Second Life was centered around casinos and entertainment in the past. But as casinos were forbidden, we have now the space and opportunity to focus on education. I think the virtual world has an educational golden age nowadays. So yes, even if most of people think it has no future, I’m absolutely sure about it’s future role in medical education.
7. Do you have anything to say about the tide of social media (networking sites like within3, iMedix) in relation to medicine? Can you share a personal thought or two regarding the role of this new media (digital, web, internet) in medicine at present? And your thoughts about the future?

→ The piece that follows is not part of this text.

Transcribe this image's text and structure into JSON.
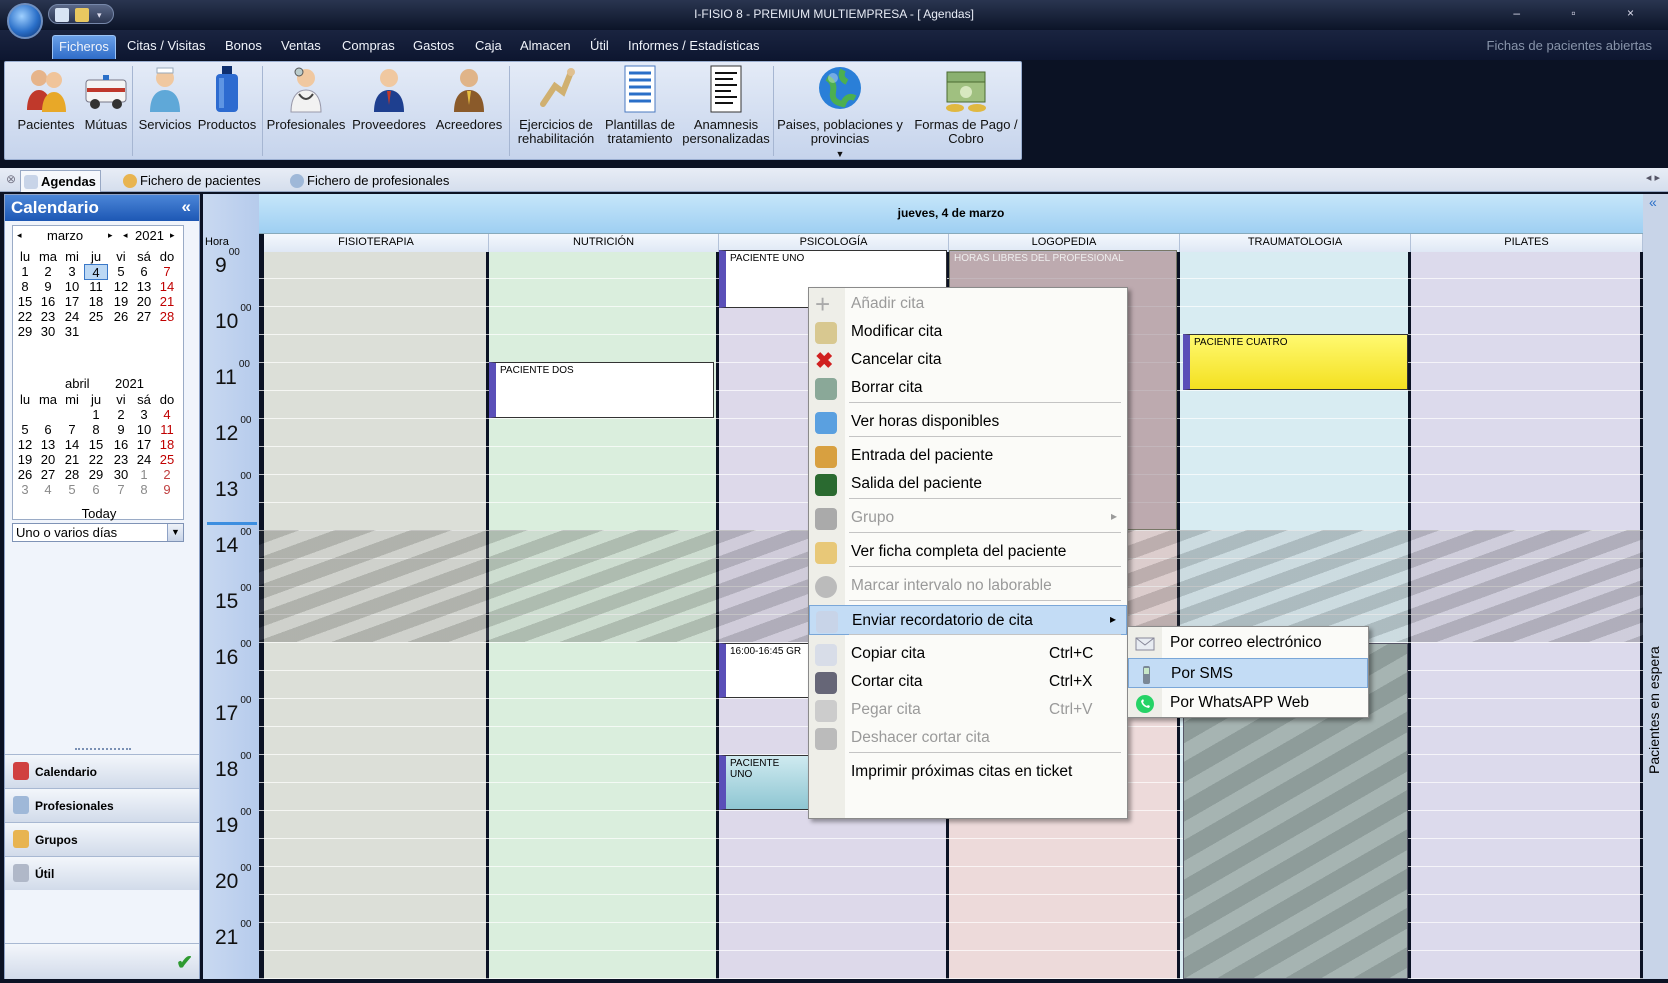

I’m pretty sure this new kind of media will play a major role in the future of medicine. With these community sites, not just the physician-physician interaction becomes easier (e.g. Sermo.com), but doctors can communicate with their patients in a more efficient way. It’s not about making a diagnosis on-line, but making contact faster with patients. I plan to work as a geneticist probably in a personalized genetic company and I hope I will not only be able to tell my patient about their own genetic background but to show them some reliable and useful resources where they could find even more information. Web can be the best friend of a physician if used in the right way for the right purpose.
8. What do you hope to achieve in the long run or advocate for with your work at Scienceroll?
It was only a blog with 20 readers, now it has more then 1500 readers a day. My aim is to become one of the most reliable resources of web 2.0 and medicine. I would like to present my slideshow at more and more conferences to show physicians this new world of web. That’s why I have already given slideshows at several local clinics and departments and I took a journey to the US. I also would like to be a good genetic blogger to become a good geneticist. I have a more than normal passion for personalized genetics and I’m pretty sure my future will totally be dedicated to this field of medicine. So blogging or writing about web 2.0 and medicine is just my hobby.
10. How do you balance your time as a medical student and as a successful medical blogger?
First, I’m not a good sleeper, second I’m enthusiastic about my blog. I just love blogging and informing my readers about the most recent improvements of web 2.0 and medicine or genetics. I also like interacting people from around the world and getting many e-mails, suggestions and tips. Blogging can totally change your career. I feel lucky and try to encourage others to start their own blogs. So back to the question, during the day I’m a medical student and this is my top priority, of course. But during the night, I browse the net, organize my web projects, etc. Writing blog posts became one of the most important tasks in my daily routine.
Here is his most recent slideshow presentation. In a few clicks, you will be provided with awareness and some brilliant synthesis of knowledge snippets from many roads, scattered points, nooks, and crannies.
Thank you very much, Berci, for your time and generous attention to this interview. All the best in your endeavors!
~ by Karina Descartin on 10 March 2008.
Posted in 2.0, 2008, Ann Myers Medical Center, Atilla Csordas, Bertalan Mesko, Bob Coffield, iMedix, Jay Parkinson, Media, Media In Medicine, Medical, Medicine, Medicine 2.0, Medicine Meets Virtual Reality, MMVR, New Media, personalized genetics, PubMed, Robert Coffield, Scienceroll, Scott Shreeve, Second Life, sermo, Social Media, University of Debrecen, University of Debrecen Medical School Hungary, Vesselin Dimov, Web 2.0, Within3, Yale University School of Medicine